“Behind that tough decision was a lot of frustration.”
Brandon paused, as he took the time to put it into words.
“There’s a very fine line between feeling frustrated and giving up, and feeling frustrated but pushing on,” he said.
“To put it into terms of having a career,a lot of people say, “This isn’t for me, I hate this job…” And then they just quit without thinking about the bigger picture.”
“I think it’s the attitude that’s the main factor that makes someone successful or unsuccessful,” he reflected.
Daniel added: “Even if you find the perfect job, it’s not going to be rainbows and butterflies everyday, that’s not the reality. There will always be some parts of the job that will be really challenging.”
“Finding that passion and knowing what exactly it is that drives you, is key,” said Brandon.
[Brandon, front and centre at the start of a race]
Moving onwards and upwards
In late 2017, the Malaysian racing scene dried up. Instead, Singapore’s night races became the next big draw in South East Asian Formula racing.
Most of our Malaysian racing stalwarts, Alex Yoong, Nabil Jeffri and Fairuz Fauzy, moved on to other things.
For Daniel and Brandon, it was time to branch out into something completely different: A Creative Agency.

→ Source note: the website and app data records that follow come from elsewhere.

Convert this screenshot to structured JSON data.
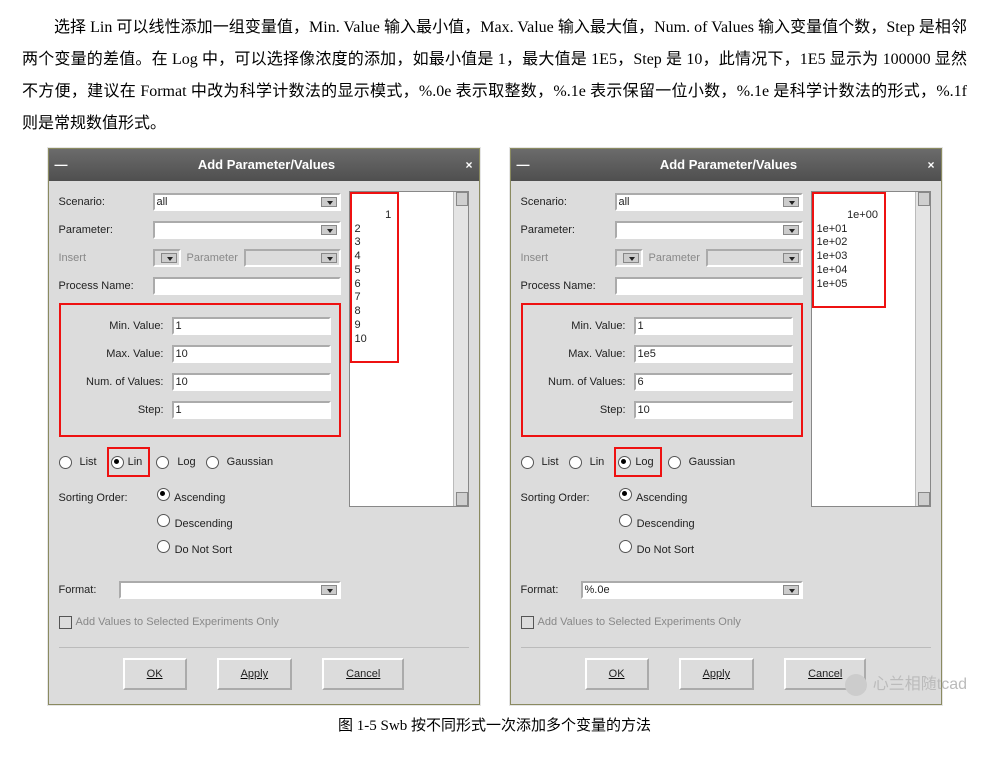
{
  "intro": {
    "p1": "选择 Lin 可以线性添加一组变量值，Min. Value 输入最小值，Max. Value 输入最大值，Num. of Values 输入变量值个数，Step 是相邻两个变量的差值。在 Log 中，可以选择像浓度的添加，如最小值是 1，最大值是 1E5，Step 是 10，此情况下，1E5 显示为 100000 显然不方便，建议在 Format 中改为科学计数法的显示模式，%.0e 表示取整数，%.1e 表示保留一位小数，%.1e 是科学计数法的形式，%.1f 则是常规数值形式。"
  },
  "dialog_title": "Add Parameter/Values",
  "labels": {
    "scenario": "Scenario:",
    "parameter": "Parameter:",
    "insert": "Insert",
    "parameter2": "Parameter",
    "process": "Process Name:",
    "min": "Min. Value:",
    "max": "Max. Value:",
    "num": "Num. of Values:",
    "step": "Step:",
    "list": "List",
    "lin": "Lin",
    "log": "Log",
    "gaussian": "Gaussian",
    "sorting": "Sorting Order:",
    "ascending": "Ascending",
    "descending": "Descending",
    "donotsort": "Do Not Sort",
    "format": "Format:",
    "addvals": "Add Values to Selected Experiments Only",
    "ok": "OK",
    "apply": "Apply",
    "cancel": "Cancel",
    "scenario_value": "all"
  },
  "left": {
    "min": "1",
    "max": "10",
    "num": "10",
    "step": "1",
    "type_checked": "Lin",
    "sort_checked": "Ascending",
    "format_value": "",
    "output": "1\n2\n3\n4\n5\n6\n7\n8\n9\n10"
  },
  "right": {
    "min": "1",
    "max": "1e5",
    "num": "6",
    "step": "10",
    "type_checked": "Log",
    "sort_checked": "Ascending",
    "format_value": "%.0e",
    "output": "1e+00\n1e+01\n1e+02\n1e+03\n1e+04\n1e+05"
  },
  "caption": "图 1-5 Swb 按不同形式一次添加多个变量的方法",
  "watermark": "心兰相随tcad"
}
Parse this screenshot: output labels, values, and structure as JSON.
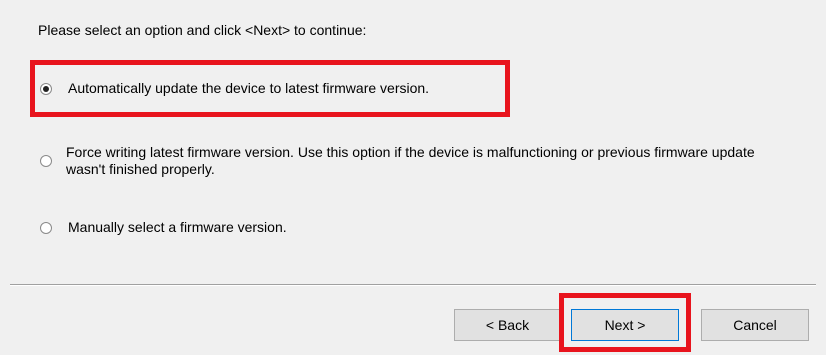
{
  "instruction": "Please select an option and click <Next> to continue:",
  "options": [
    {
      "label": "Automatically update the device to latest firmware version.",
      "selected": true
    },
    {
      "label": "Force writing latest firmware version. Use this option if the device is malfunctioning or previous firmware update wasn't finished properly.",
      "selected": false
    },
    {
      "label": "Manually select a firmware version.",
      "selected": false
    }
  ],
  "buttons": {
    "back": "< Back",
    "next": "Next >",
    "cancel": "Cancel"
  },
  "colors": {
    "highlight": "#e8141d",
    "background": "#f0f0f0",
    "button_face": "#e1e1e1",
    "default_button_border": "#0078d7"
  }
}
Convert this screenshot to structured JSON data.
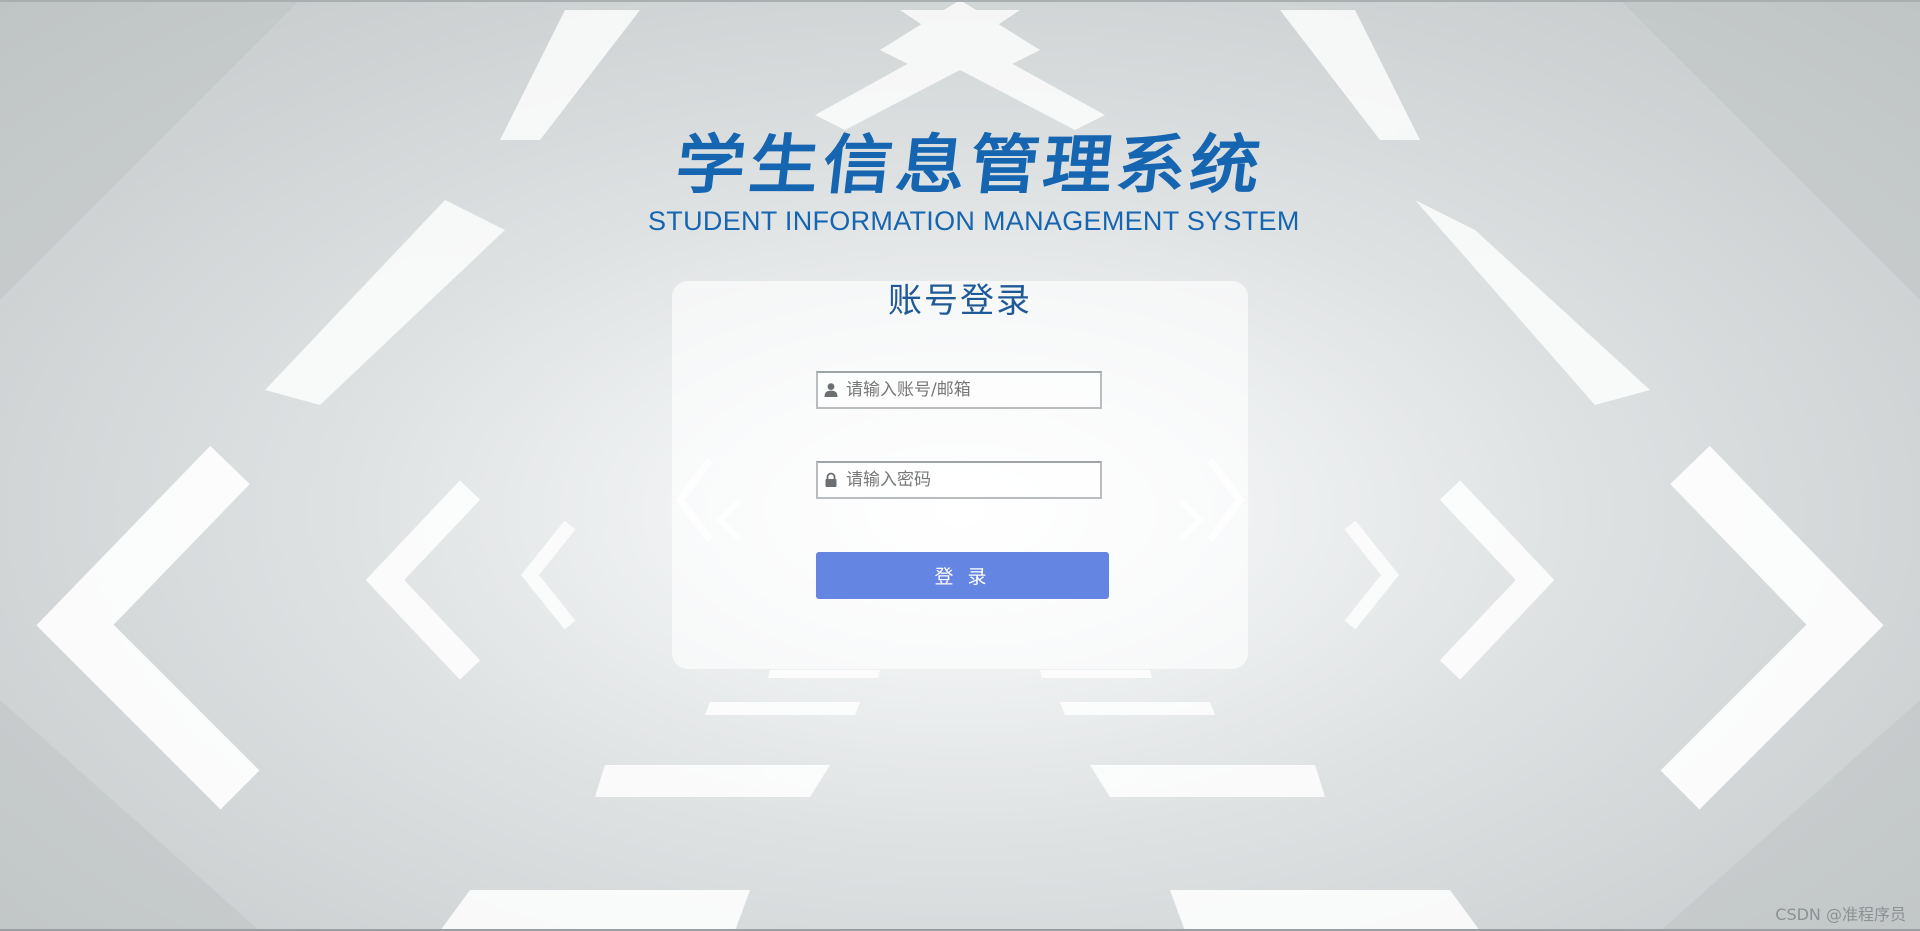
{
  "header": {
    "title_cn": "学生信息管理系统",
    "title_en": "STUDENT INFORMATION MANAGEMENT SYSTEM"
  },
  "login": {
    "title": "账号登录",
    "account_field": {
      "value": "",
      "placeholder": "请输入账号/邮箱",
      "icon": "user-icon"
    },
    "password_field": {
      "value": "",
      "placeholder": "请输入密码",
      "icon": "lock-icon"
    },
    "submit_label": "登 录"
  },
  "footer": {
    "watermark": "CSDN @准程序员"
  },
  "colors": {
    "brand": "#1565b0",
    "button": "#6585e3",
    "login_title": "#1f5a96"
  }
}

“When we stopped racing we didn’t see each other as much. However, in 2017 we went to Cambodia together on a 4-day trip to produce video content for AirAsiaGo,” says Brandon.
Seeing that they had a similar skill set in marketing and consulting, they saw the opportunity to start Pandan Social.

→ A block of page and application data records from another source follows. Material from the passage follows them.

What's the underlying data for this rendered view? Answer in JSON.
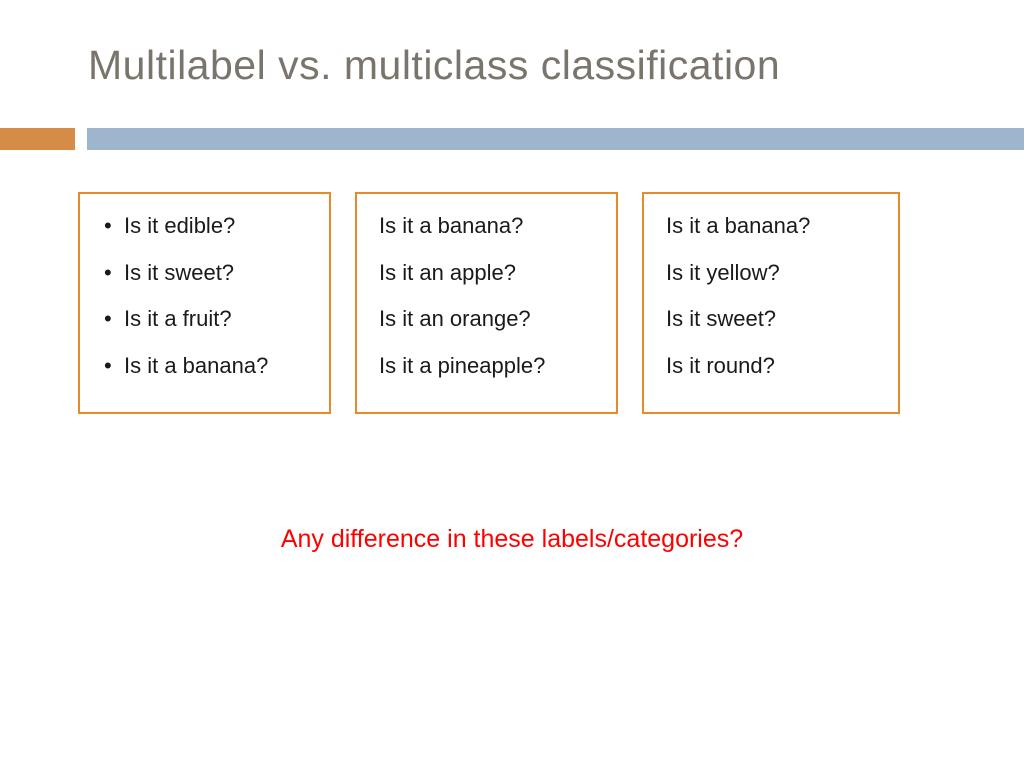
{
  "title": "Multilabel vs. multiclass classification",
  "boxes": {
    "box0": {
      "item0": "Is it edible?",
      "item1": "Is it sweet?",
      "item2": "Is it a fruit?",
      "item3": "Is it a banana?"
    },
    "box1": {
      "item0": "Is it a banana?",
      "item1": "Is it an apple?",
      "item2": "Is it an orange?",
      "item3": "Is it a pineapple?"
    },
    "box2": {
      "item0": "Is it a banana?",
      "item1": "Is it yellow?",
      "item2": "Is it sweet?",
      "item3": "Is it round?"
    }
  },
  "question": "Any difference in these labels/categories?",
  "colors": {
    "title": "#7a756c",
    "accent_orange": "#d48c47",
    "accent_blue": "#9db6ce",
    "box_border": "#e88a2a",
    "question": "#ff0000"
  }
}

[Daniel and Brandon’s boutique agency, Pandan Social]
The idea was to start a boutique agency that catered to companies who needed a one-stop digital marketing solution outfit.
How do you feel about where you are right now?
“What intrigues me about advertising is that there’s so many angles you can use: You can start a hashtag movement, you can create a game, you can create content on TikTok,” says Brandon.
“It’s such a full-on job. Brandon and I are Ying and Yang, we complement each other. We spend most of our time bouncing ideas off of each other. It’s great,” quipped Daniel.
Even after they hung up their racing gear, Daniel and Brandon brought their can-do attitude to everything they do.
“The keyword is progress. Progress is what keeps us going,” concluded Brandon.
For more stories like this, read: 4 Inspiring Lessons We Can Learn from These Malaysian Entrepreneurs and Behind the Scenes: Struggling from Hardwork to Success; Darius Shu’s Story